This paper examines the notion of symmetry in Markov decision processes (MDPs). We define symmetry for an MDP and show how it can be exploited for more effective learning in single agent systems as well as multiagent systems and multirobot systems. We prove that if an MDP possesses a symmetry, then the optimal value function and Q function are similarly symmetric and there exists a symmetric optimal policy. If an MDP is known to possess a symmetry, this knowledge can be applied to decrease the number of training examples needed for algorithms like Q learning and value iteration. It can also be used to directly restrict the hypothesis space.
In Zinkevich and Balch(2001), we proved that a symmetric MDP has a symmetric optimal policy. However, in reality, systems may possess slight asymmetries. In this abstract, we present without proof how in slightly asymmetric MDPs there exists a slightly suboptimal symmetric policy. In order to specify the bound on the suboptimality of some symmetric policy, we use notation used in the other paper.
In this paper we study the problem of online market clearing where there is one commodity in the market, being bought and sold by multiple buyers and sellers who submit buy and sell bids that arrive and expire at different times. The auctioneer is faced with an online clearing problem of deciding which buy and sell bids to match without knowing what bids will arrive in the future.
Convex programming involves a convex set F and a convex function c:F->R. The goal of convex programming is to find a point in F which minimizes c. In this paper, we introduce online convex programming. In online convex programming, the convex set is known in advance, but in each step of some repeated optimization problem, one must select a point in F before seeing the cost function for that step. This can be used to model factory production, farm production, and many other industrial optimization problems where one is unaware of the value of the items produced until they have already been constructed. We introduce an algorithm for this domain, apply it to repeated games, and show that it is really a generalization of infinitesimal gradient ascent, and the results here imply that generalized infinitesimal gradient ascent (GIGA) is universally consistent.
Kearns, Mansour, and Singh (2000) presented an algorithm, called Iterated Gradient Ascent(IGA), for two-player, two-action general-sum games, for which they proved that the average reward converges to that of a Nash equilibria. In this paper, we extend this algorithm to n-action games, and establish that IGA is a marginal best response against a large class of algorithms. We also compare and contrast marginal best response, Nash equilibria, and correlated equilibria, in order to compare IGA with other algorithms.

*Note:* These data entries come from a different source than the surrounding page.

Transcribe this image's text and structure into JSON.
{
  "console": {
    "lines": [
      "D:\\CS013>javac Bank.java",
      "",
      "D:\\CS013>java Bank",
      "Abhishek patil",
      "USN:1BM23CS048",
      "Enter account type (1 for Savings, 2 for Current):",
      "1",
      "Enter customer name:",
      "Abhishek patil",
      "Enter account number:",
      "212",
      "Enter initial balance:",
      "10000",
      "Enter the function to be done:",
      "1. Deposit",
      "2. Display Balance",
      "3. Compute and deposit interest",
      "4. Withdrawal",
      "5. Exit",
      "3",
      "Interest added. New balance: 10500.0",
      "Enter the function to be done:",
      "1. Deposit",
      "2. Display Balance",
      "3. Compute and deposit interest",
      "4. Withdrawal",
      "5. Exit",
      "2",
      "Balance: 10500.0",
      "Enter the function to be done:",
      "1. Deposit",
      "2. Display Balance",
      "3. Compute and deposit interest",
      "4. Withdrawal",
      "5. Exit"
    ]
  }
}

This paper discusses symmetries in stochastic games. In the past, people have discussed symmetric bimatrix games. However, we extend this concept so that players can have internal symmetries between their own states, as well as have states which are symmetric with the states of other players in the game. We prove that if a stochastic game possesses a symmetry, then the best response function is symmetric and there exists a symmetric Nash equilibrium.